Now I leave the phone on overnight, albeit plugged in, and I use Locale to realise that it’s night time and turn the sound off, only to turn it back on again just before the alarm is due to sound. This approach is not perfect, as it means I miss late night calls and texts (mostly from Helen Duffett). I could do with an app that lets me tell the phone to silent from now and for the next X hours. Or indeed, I could return to a phone that turns itself on to sound the alarm.

Starting to use the phone was initially a bit of a pain, but got better. In fact, having now used an iPod Touch and an Android phone, I’d characterise the key difference as follows: if you like it to just work, get an iPhone. If you don’t mind – or positively enjoy – tinkering with it a bit to get it just right, then get something Android based. I eventually got the phone’s 7 screens set up something vaguely useful with all the various apps I use. From far left to extreme right they are:

  • RTM to do list app (not ideal – could do with filling the screen)
  • Full calendar in month view
  • Agenda (the next few calendar entries in list form)
  • (main home) Clock, small agenda, and 4 key icons: camera, gmail, Opera Mini, Foursquare
  • SMS app
  • Battery bar, settings button and Mail button for my Council email app
  • Few more random icons for a few things I use more often

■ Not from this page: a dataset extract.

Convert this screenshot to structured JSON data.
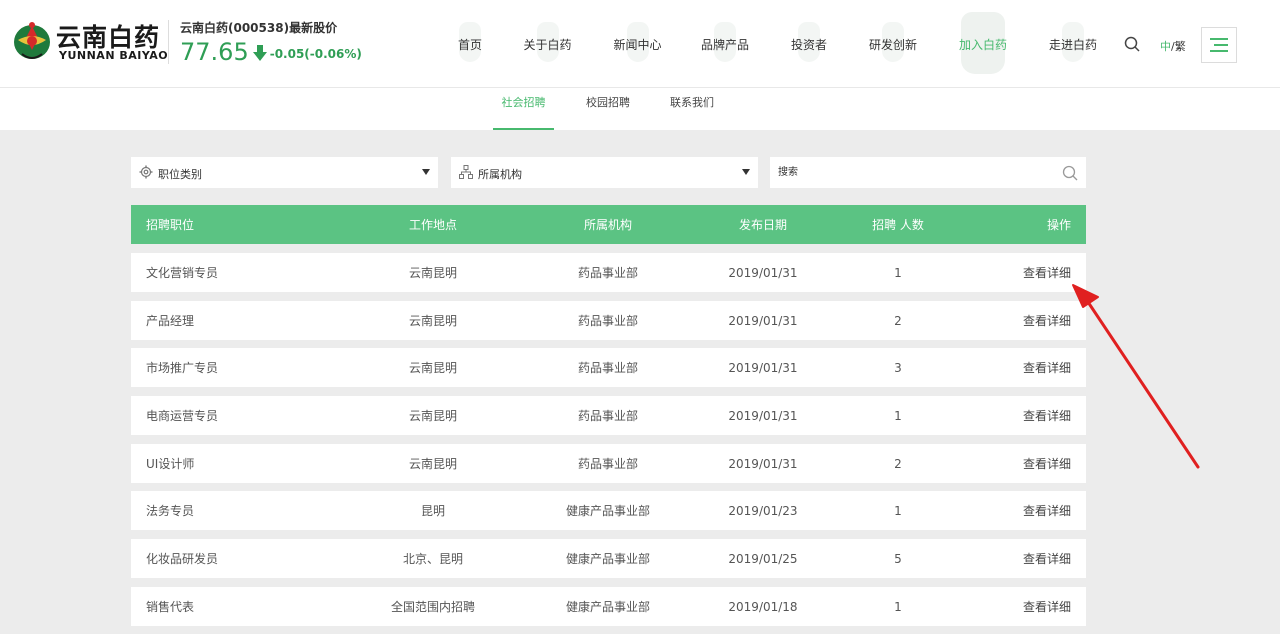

Getting stuff into the phone in the first place had been a bit of a worry. I always used to use Goosync to keep a cloud-based offsite backup of my Nokia as part of my disaster-recovery plan. This meant that behind the scenes, and almost unused by me, Google had my calendar and contacts backed up. As soon as I told the phone the details of my Google Account it started fetching my stuff out of Google and adding it to my phone without me having to do much about it. So thousands of contacts and hundreds of calendar entries are now sitting somewhere in the phone’s memory and bubble up to the surface as and when required.

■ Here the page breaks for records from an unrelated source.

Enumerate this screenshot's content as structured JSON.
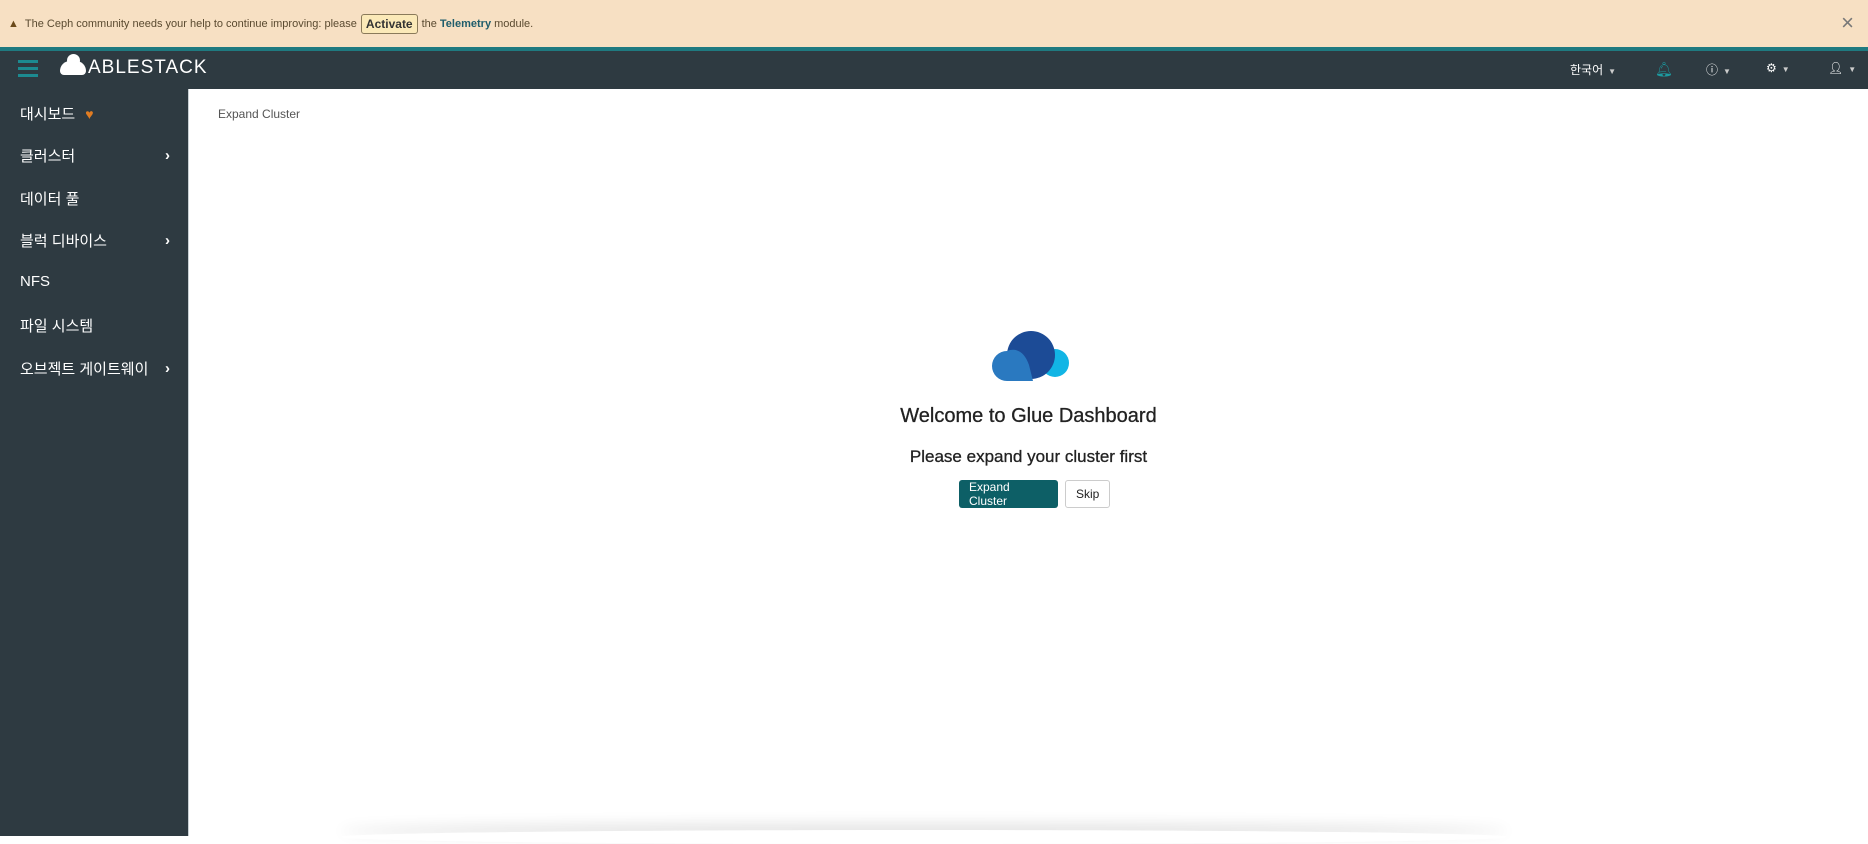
{
  "banner": {
    "text_before": "The Ceph community needs your help to continue improving: please",
    "activate_label": "Activate",
    "text_mid": "the",
    "telemetry_label": "Telemetry",
    "text_after": "module.",
    "close_label": "×"
  },
  "navbar": {
    "brand": "ABLESTACK",
    "language": "한국어"
  },
  "sidebar": {
    "items": [
      {
        "label": "대시보드"
      },
      {
        "label": "클러스터"
      },
      {
        "label": "데이터 풀"
      },
      {
        "label": "블럭 디바이스"
      },
      {
        "label": "NFS"
      },
      {
        "label": "파일 시스템"
      },
      {
        "label": "오브젝트 게이트웨이"
      }
    ]
  },
  "main": {
    "breadcrumb": "Expand Cluster",
    "title": "Welcome to Glue Dashboard",
    "subtitle": "Please expand your cluster first",
    "expand_label": "Expand Cluster",
    "skip_label": "Skip"
  },
  "colors": {
    "accent": "#0d5f66",
    "navbar": "#2e3a41",
    "banner": "#f7e0c3"
  }
}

As I’m with Orange (and have been since 1999 – which is now just about paying dividends in line rental percentage discounts) the phone was pre-loaded with awful Orange apps that are all about making Orange money. It tries to send you to Orange’s own app store and festering pot of expensive ringtones, but eventually I discovered the actual Android Market and installed some apps of my own choosing.

A shout for some of my favourites:

  • Angry Birds. Fun game that everyone is playing.
  • Fix My Street – report broken stuff to your local council
  • Locale – make the phone do stuff automatically based on where it is, like turn silent at work
  • Our Groceries – lovely, free shopping list app than can be shared by more than one smartphone user to have joint shopping lists.

Suspensions and Twitter Tools

My website has been unreliable for the last year or so.

I host using Dataflame on a shared server. Since this is a small website, as websites go, I share a server with a few other sites. If the software running this site gets out of control, my host steps in and shuts it down, so that the overactive services on my site don’t make the other websites slow down.

Dataflame’s rather unhelpful suggestions have been to update my software (I try and keep my plugins and wordpress installation uptodate anyway) and to optimise my database tables. Logging into the database tool shows there is a tiny potential for optimisation, but I’m sure that can’t have been the cause of the suspension.

So something else seems to be amiss with my website set up. I think the culprit is the Twitter Tools plugin which makes a daily post based on what I tweeted that day. However, sometimes it goes wild and repeatedly posts the same post. Just look back and the New Year’s Day post is there five times.

Twitter Tools do have an online support system, so I have asked them if they have any ideas why I get multiple posts and whether it’s Twitter Tools that’s being a system resource hog.

Meanwhile, if anyone has any suggestions – or if there’s an alternative plugin to do a daily twitter round-up – do let me know.

In the meantime, I think I will set the plugin to run weekly not daily and see if that makes a difference.